The task: Which of the lines below hold "blue"? Please return each one.

Material for this exercise:
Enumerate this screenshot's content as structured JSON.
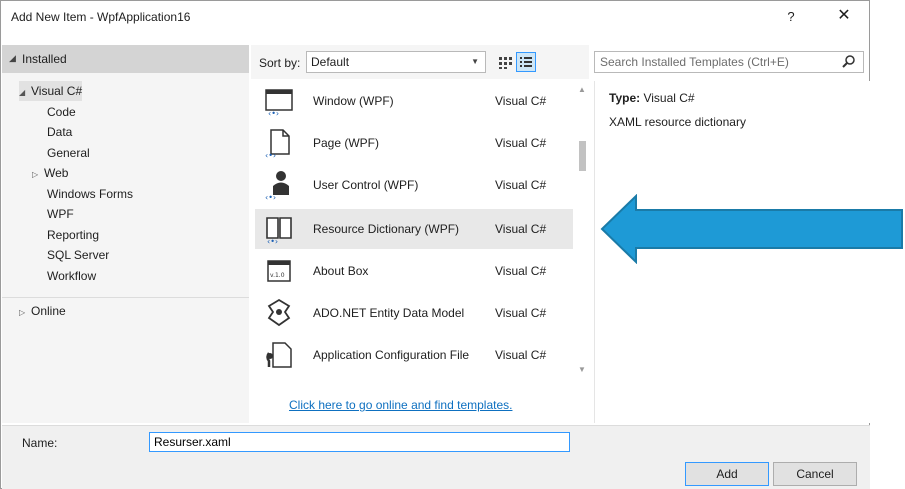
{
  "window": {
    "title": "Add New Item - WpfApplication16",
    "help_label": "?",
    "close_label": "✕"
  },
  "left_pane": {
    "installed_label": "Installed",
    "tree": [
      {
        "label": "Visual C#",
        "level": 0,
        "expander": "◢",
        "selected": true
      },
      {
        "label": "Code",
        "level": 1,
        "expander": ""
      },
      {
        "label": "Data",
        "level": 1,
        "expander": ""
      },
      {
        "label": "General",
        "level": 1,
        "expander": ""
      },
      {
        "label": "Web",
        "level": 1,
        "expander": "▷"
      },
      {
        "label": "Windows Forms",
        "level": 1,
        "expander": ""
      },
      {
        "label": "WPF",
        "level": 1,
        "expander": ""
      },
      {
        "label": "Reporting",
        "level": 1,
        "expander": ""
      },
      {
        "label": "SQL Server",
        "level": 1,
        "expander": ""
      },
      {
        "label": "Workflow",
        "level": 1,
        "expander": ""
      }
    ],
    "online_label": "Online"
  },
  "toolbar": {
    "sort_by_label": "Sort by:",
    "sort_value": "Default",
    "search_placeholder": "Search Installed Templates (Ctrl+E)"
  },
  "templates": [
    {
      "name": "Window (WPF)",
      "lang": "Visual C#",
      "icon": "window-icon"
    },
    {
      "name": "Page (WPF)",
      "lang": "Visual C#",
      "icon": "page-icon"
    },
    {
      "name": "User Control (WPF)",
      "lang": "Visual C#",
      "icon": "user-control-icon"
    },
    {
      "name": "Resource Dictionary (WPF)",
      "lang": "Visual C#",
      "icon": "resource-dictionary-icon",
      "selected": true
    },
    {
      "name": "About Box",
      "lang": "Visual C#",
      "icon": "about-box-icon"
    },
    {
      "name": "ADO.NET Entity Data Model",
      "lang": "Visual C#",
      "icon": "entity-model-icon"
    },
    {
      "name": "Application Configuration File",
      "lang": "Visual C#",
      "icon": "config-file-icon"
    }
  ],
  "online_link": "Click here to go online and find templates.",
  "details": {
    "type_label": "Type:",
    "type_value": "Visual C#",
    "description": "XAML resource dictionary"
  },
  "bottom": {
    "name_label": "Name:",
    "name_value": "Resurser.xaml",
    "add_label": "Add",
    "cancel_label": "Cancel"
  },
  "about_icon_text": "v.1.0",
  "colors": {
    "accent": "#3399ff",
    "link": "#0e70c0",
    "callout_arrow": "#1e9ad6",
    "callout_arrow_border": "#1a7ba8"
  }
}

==

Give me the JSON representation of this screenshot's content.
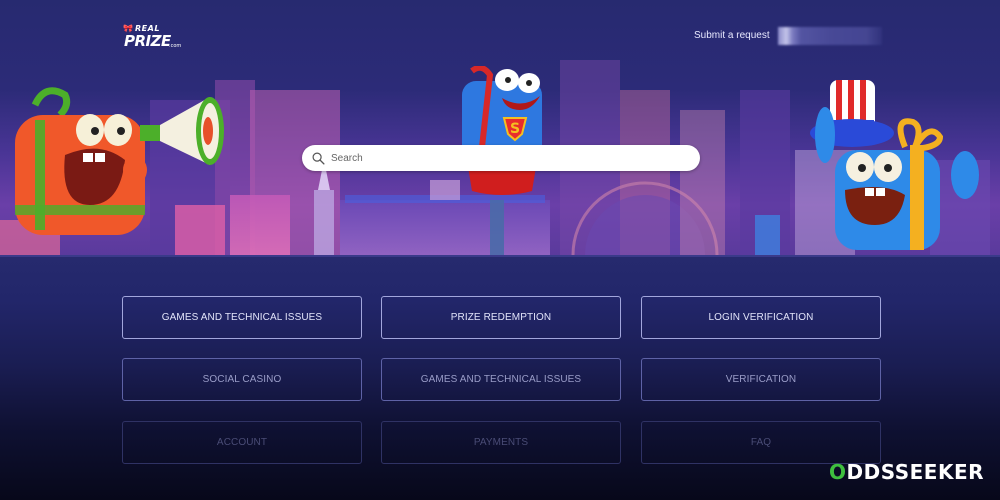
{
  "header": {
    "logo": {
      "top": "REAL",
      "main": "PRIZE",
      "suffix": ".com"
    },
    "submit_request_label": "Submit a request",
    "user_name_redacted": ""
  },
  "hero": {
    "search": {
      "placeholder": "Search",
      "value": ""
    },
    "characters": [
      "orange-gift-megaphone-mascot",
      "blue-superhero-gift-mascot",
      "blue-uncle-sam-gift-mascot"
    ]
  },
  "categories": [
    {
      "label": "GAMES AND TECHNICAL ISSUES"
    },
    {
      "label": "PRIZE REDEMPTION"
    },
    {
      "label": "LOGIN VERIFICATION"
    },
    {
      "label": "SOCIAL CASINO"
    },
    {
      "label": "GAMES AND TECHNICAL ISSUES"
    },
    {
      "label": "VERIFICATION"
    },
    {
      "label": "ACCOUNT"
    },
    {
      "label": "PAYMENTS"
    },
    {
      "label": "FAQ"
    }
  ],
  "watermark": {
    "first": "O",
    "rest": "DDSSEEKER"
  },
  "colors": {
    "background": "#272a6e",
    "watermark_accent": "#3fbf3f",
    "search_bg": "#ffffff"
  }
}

Written response:
      "blue-superhero-gift-mascot",
      "blue-uncle-sam-gift-mascot"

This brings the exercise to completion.